Soweto Gold Brewery was founded five years ago to tap into a market in the predominately black suburb of Soweto looking for unique tasting beer.
But owner, Ndumiso Madlala said he struggled to grow the business for craft beer while drinkers battling job losses, high personal debt levels and a weak economy shunned premium priced alcoholic drinks.
Madlala places much of the blame on the administration of Jacob Zuma, who reluctantly resigned as president last week after a nine-year tenure plagued by corruption allegations and economic stagnation.
Zuma denies all wrongdoing.
“When we started the brand Soweto Gold, we started at the time that the economy was not doing so well. We’ve seen over the years the sluggish growth in the economy and that has really affected our sales and now with Ramaphosa coming in, we really hope the economy is going to grow fast and with the economy growing fast, small businesses like ourselves can also grow at a much faster rate,” he said.
Madlala is one of many business people in South Africa, as well as investors at home and abroad, who are pinning hopes on Ramaphosa, a former businessman who held stakes in mining company Lonmin, mobile operator MTN Group and McDonald’s South African franchise.
The 65-year-old was sworn in as head of state on Thursday (February 15) after Zuma resigned on orders of the ANC.
Ramaphosa’s election as president, which was unopposed in parliament, has prompted a wave of optimism among South Africans hungry for change.

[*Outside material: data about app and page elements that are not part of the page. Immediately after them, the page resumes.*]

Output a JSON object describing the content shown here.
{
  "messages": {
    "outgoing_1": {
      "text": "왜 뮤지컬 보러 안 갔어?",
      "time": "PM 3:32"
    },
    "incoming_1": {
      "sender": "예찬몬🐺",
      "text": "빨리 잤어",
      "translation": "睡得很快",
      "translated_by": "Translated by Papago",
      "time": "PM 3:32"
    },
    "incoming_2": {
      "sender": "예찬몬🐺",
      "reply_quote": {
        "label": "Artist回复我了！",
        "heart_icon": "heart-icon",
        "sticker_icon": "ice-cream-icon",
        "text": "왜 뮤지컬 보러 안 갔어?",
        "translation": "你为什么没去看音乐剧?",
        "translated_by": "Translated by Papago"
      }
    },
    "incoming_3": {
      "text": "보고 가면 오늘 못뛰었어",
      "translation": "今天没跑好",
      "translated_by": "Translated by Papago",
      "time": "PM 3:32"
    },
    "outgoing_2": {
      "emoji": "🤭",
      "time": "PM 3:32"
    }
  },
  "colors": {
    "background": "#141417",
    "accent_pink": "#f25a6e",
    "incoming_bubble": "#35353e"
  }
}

“He’s been running big businesses. In the past he’s sat in some of the big boardrooms. I know running a country is not exactly the same as running a company. But with somebody like him you’d hope that whatever you learnt in those big boardrooms, especially on the economic front is something he is going to take and try to implement in the country. It’s not entirely the same but the fundamentals are kind of like similar and we hope that with his experience with running big corporates, we should be able to see the economy respond to that and growing at a much bigger rate than it is right now,” added Madlala.
Yet despite the early optimism of Madlala and others, some economists and analysts caution there may be no quick fix for an economy that is forecast to grow just 1.4 percent this year and 1.7 percent in 2019.
Africa’s most developed economy needs faster economic growth to reduce the high joblessness rate – currently at 27 percent – and alleviate the widespread poverty that has persisted since the end of white-minority rule in 1994.